"Men will never follow instructions," Granny told me with a flourish.
"They will simply never have a woman's touch," Molly fired from the rear guard by the oven.
"So true," replied Grandma. "Your Grandfather cannot even reheat coffee in that thing. He'll take it out before the bell dings, curse the oven for not warming his coffee, and then act plain hateful all morning."
"Men are just too heavy handed," surmised Molly, who obviously loved all men everywhere.
"Damn, ya'll don't fight fair," I retorted as I retreated to a bunker constructed of baking sheets. "Grandpa's not hateful," I said from behind a muffin pan. "He cried when I left the living room!"
A "Humph" from Molly was the warning shot fired in my general direction.
I put a soup pot on my head to guard against flying turkey giblets and hunkered down to ponder a while.
Men will never have a woman's touch I reasoned, not anytime, not anywhere. This is because we are "heavy handed." This consists of being impatient, arrogant, and having an all-around bad attitude. Apparently this lethal combination of character defects alone is enough to forever guarantee that we fight discrimination in the kitchen.
The words, "Denny, you're a restaurant cook, come over here and make the gravy," stirred me from my contemplation. I locked and loaded and rushed from my bunker. As I crossed the kitchen on all fours, timers jangled, grease splattered, heat gave forth from all around, and clouds of flour drifted by.
"My God," I whispered to myself," the despair, the utter despair and horror."
A strange confidence came over me as I made my way to the stove. It was the comfort of a condemned man. I knew that soon this ordeal must end. I was moving towards the heart of the battle, and one way or another--on a stretcher, in glory, or in a turkey basting bag--soon I would be going home.
I believed in my professional ability enough to make a simple turkey gravy, though I did not at the time realize that no man can truly match his culinary skills against his Grandmother's, especially on Thanksgiving Day.

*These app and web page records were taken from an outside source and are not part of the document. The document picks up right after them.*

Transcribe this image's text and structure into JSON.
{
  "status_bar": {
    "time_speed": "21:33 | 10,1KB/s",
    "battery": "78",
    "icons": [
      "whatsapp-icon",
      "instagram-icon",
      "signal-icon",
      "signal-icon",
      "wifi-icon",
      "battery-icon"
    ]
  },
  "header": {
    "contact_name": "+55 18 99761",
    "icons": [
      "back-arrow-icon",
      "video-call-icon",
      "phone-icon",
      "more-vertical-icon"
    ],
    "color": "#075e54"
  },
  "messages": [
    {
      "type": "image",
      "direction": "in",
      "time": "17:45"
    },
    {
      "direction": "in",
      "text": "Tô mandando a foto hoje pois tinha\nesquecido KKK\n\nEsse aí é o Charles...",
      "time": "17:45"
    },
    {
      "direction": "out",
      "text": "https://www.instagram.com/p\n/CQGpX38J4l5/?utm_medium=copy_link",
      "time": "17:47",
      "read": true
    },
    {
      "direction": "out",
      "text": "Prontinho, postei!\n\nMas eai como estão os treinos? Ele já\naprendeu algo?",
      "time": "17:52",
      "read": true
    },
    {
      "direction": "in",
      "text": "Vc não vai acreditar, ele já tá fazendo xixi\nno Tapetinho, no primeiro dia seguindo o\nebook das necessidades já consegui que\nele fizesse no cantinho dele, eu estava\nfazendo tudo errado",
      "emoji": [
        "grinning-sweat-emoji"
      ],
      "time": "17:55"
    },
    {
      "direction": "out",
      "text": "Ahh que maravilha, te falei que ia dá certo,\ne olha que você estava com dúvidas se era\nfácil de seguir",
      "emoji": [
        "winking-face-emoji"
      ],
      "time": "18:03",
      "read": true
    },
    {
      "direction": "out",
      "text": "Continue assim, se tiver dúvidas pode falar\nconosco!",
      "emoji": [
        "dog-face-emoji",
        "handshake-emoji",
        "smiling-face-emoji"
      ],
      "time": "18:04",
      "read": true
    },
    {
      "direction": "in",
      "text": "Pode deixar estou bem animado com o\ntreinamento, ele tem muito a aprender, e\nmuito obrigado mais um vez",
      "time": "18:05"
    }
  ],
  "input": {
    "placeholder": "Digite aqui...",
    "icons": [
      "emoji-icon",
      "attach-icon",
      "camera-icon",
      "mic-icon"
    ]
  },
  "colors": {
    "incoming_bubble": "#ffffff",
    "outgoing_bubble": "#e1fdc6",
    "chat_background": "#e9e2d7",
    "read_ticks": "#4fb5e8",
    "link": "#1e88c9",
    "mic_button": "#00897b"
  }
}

I began to add flour to simmering clarified butter to make a roux. This was where I received the shrapnel in my cooking hand that would ultimately send me home with a purple beet medal for being wounded while preparing food.
"Honey," Granny started, I suppose taking pity on me because of my obvious battle fatigue, "put the flour in with some water and stir it into the broth when it is close to a boil, not the other way around." I visibly crumbled.
"Send him home to the living room,' muttered Molly, "his spirit is broken; he's of no use now."
I removed my dirty battle apron, accepted my purple beet, and left the field for the rear echelon of the living room.
Grandpa started crying again when he saw my purple beet and needed a Kleenex when I told him of my gravy. My Uncle Douglas, who was too young to remember the turbulent climate of the days leading up to Thanksgiving, looked at me as if I had been burning bras with the women instead of fighting in futility for the good name of men everywhere.
I settled back into an easy chair to relate my story. The older men, Grandpa and Dwight, looked on with understanding as they had fought in World War II. Douglas smirked in the corner with all the arrogance of a heavy-handed young man. Dwight handed me a cigar and we settled back for a football game, thankful to a man for my safe return.
Instructor: Marilyn Monday